NASHVILLE, Tenn.—Christmas music is nearly inescapable this time of the year, and most Americans enjoy it.
According to a recent study by LifeWay Research, 70 percent of Americans enjoy hearing Christmas songs in December, and 86 percent of people believe school choirs and bands should be allowed to perform religious Christmas music.
However, in the November 2012 online survey of 1,191 Americans, one in five Americans (21 percent) said the prevalence of Christmas music in December is “overdone,” while seven percent find it “annoying.”
LifeWay Research director Scott McConnell was impressed by the results considering how ubiquitous Christmas music is this time of year.
“When seemingly everyone does something, it is sure to grate on someone’s nerves. But ten times as many people find Christmas music everywhere enjoyable than find it annoying,” he said.
For those who enjoy Christmas music, religious identification and regular attendance at religious services were defining characteristics.
More than eight in 10 (83 percent) Americans who consider themselves to be a born-again, evangelical or fundamentalist Christian say they find the prevalence of Christmas music enjoyable compared to 59 percent of those who “never” attend religious services.
When it comes to which type of Christmas music Americans prefer, two-thirds (67 percent) say they enjoy listening to “both secular and religious Christmas songs.” Eleven percent enjoy only “secular Christmas songs,” as opposed to 6 percent who say they enjoy hearing songs only of a “religious” nature. One in 10 Americans say they prefer not to hear any Christmas music.
Demographically, secular Christmas songs are more popular among Americans age 18-29 and those who never attend religious worship services. Twenty-two percent of 18- to 29-year-olds are most likely to say they enjoy secular Christmas songs and the least likely (50 percent) of all age groups to say they enjoy both secular and religious Christmas songs.

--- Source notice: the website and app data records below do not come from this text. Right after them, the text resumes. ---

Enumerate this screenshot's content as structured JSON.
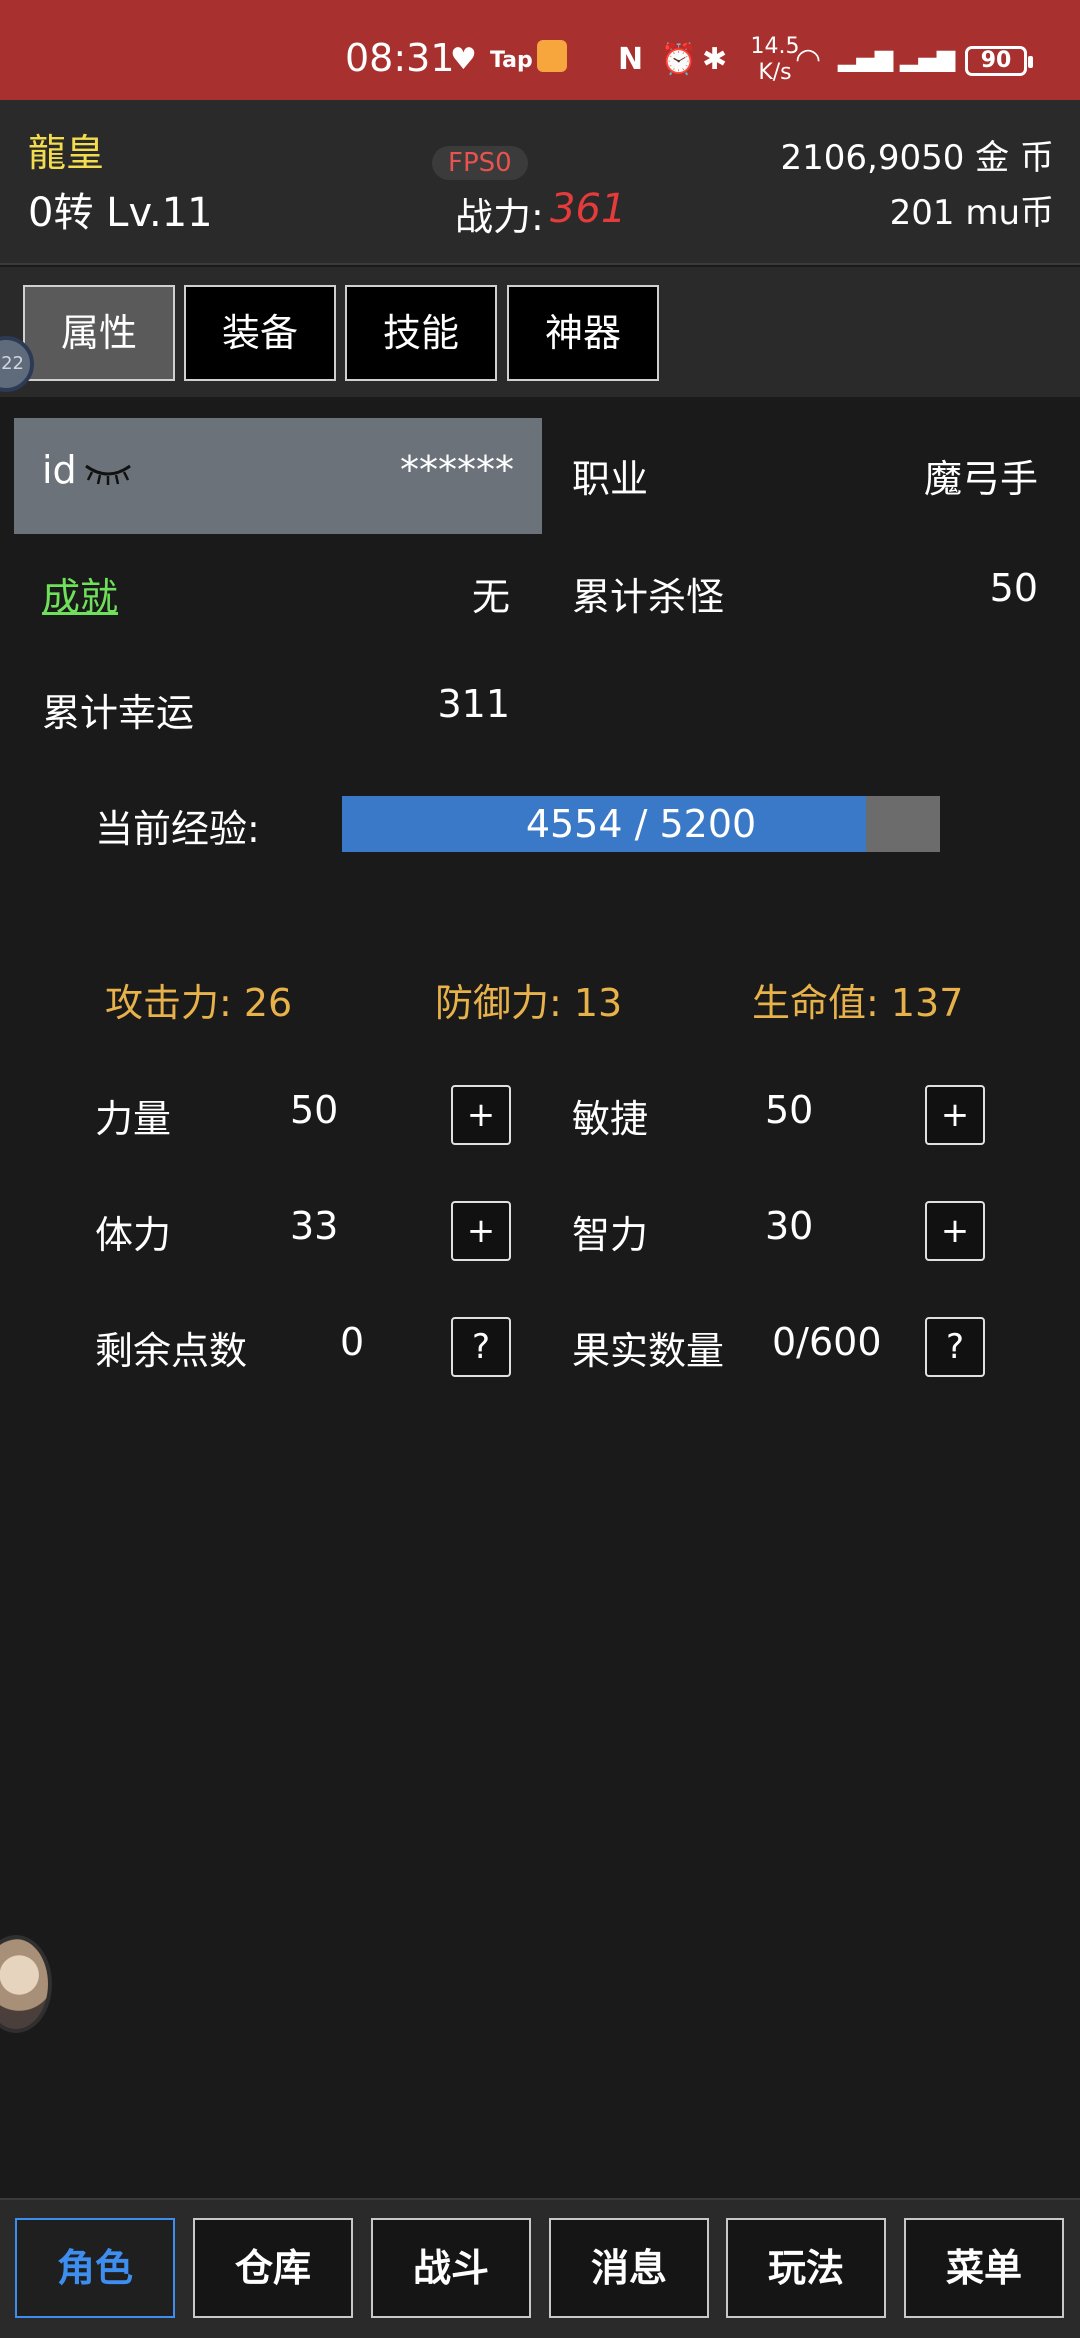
{
  "status_bar": {
    "time": "08:31",
    "net_speed_value": "14.5",
    "net_speed_unit": "K/s",
    "battery": "90",
    "icons": [
      "health-icon",
      "taptap-icon",
      "app-notify-icon",
      "nfc-icon",
      "alarm-icon",
      "bluetooth-icon",
      "wifi-icon",
      "signal-4g-icon",
      "signal-5g-icon",
      "battery-icon"
    ]
  },
  "header": {
    "player_name": "龍皇",
    "player_level": "0转 Lv.11",
    "fps": "FPS0",
    "power_label": "战力:",
    "power_value": "361",
    "gold": "2106,9050 金 币",
    "mu": "201 mu币"
  },
  "tabs": [
    {
      "label": "属性",
      "active": true
    },
    {
      "label": "装备",
      "active": false
    },
    {
      "label": "技能",
      "active": false
    },
    {
      "label": "神器",
      "active": false
    }
  ],
  "side_badge": "22",
  "info": {
    "id_label": "id",
    "id_value": "******",
    "job_label": "职业",
    "job_value": "魔弓手",
    "achievement_label": "成就",
    "achievement_value": "无",
    "kills_label": "累计杀怪",
    "kills_value": "50",
    "luck_label": "累计幸运",
    "luck_value": "311"
  },
  "exp": {
    "label": "当前经验:",
    "text": "4554 / 5200",
    "current": 4554,
    "max": 5200
  },
  "stats": {
    "attack": "攻击力: 26",
    "defense": "防御力: 13",
    "hp": "生命值: 137"
  },
  "attributes": {
    "strength_label": "力量",
    "strength_value": "50",
    "agility_label": "敏捷",
    "agility_value": "50",
    "stamina_label": "体力",
    "stamina_value": "33",
    "intellect_label": "智力",
    "intellect_value": "30",
    "points_label": "剩余点数",
    "points_value": "0",
    "fruit_label": "果实数量",
    "fruit_value": "0/600",
    "plus": "+",
    "help": "?"
  },
  "bottom_nav": [
    {
      "label": "角色",
      "active": true
    },
    {
      "label": "仓库",
      "active": false
    },
    {
      "label": "战斗",
      "active": false
    },
    {
      "label": "消息",
      "active": false
    },
    {
      "label": "玩法",
      "active": false
    },
    {
      "label": "菜单",
      "active": false
    }
  ],
  "colors": {
    "status_bar": "#a8302e",
    "name": "#f3dc4e",
    "power": "#e53b3b",
    "achievement": "#6ee05a",
    "stat": "#e8b24a",
    "exp_fill": "#3a78c8",
    "nav_active": "#3e8ef0"
  }
}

Americans who never attend religious services are least likely (45 percent) to enjoy both types of songs. Nineteen percent in this subgroup say they only enjoy secular Christmas songs in December.
Americans 65 and older (81 percent) are the most likely to say they enjoy both types of Christmas songs. Seventy-six percent of Americans who self-identified as born-again, evangelical or fundamentalist also say they enjoy both types.
Secular traditions and religious observance often overlap for Americans at Christmas, McConnell said, but they appear to be “comfortable with this blend when it comes to Christmas music. Many Christmas songs have long histories and are entrenched in December traditions.”
One of the times the two types of music come together is during performances by public school choirs and bands. A large majority of Americans (86 percent) agree public school choirs and bands should be allowed to perform religious Christmas music.
Only 9 percent say religious Christmas music should not be performed by public school choirs and bands, and 6 percent said they don’t know.
Americans from the South (65 percent) are more likely to say religious Christmas music should be allowed as compared to those in the West (57 percent).
Weekly attendees to religious services (76 percent) and Americans who call themselves a born-again, evangelical or fundamentalist Christian (88 percent) are also more likely to strongly agree that religious Christmas music should be allowed.
Age plays a factor with nearly three out of four Americans 55 years and over strongly agreeing as compared to 60 percent of those 30-44.
The survey also shows men are less likely than women to strongly agree (57 percent to 66 percent).
The survey, conducted Nov. 14-16, sampled an online panel representing the adult population of the United States. Responses were weighted by region, age, ethnicity, gender, and education to reflect the population. The completed sample of 1,191 surveys provides a 95 percent confidence that the sampling error does not exceed plus or minus 2.9 percent. Margins of error are higher in subgroups.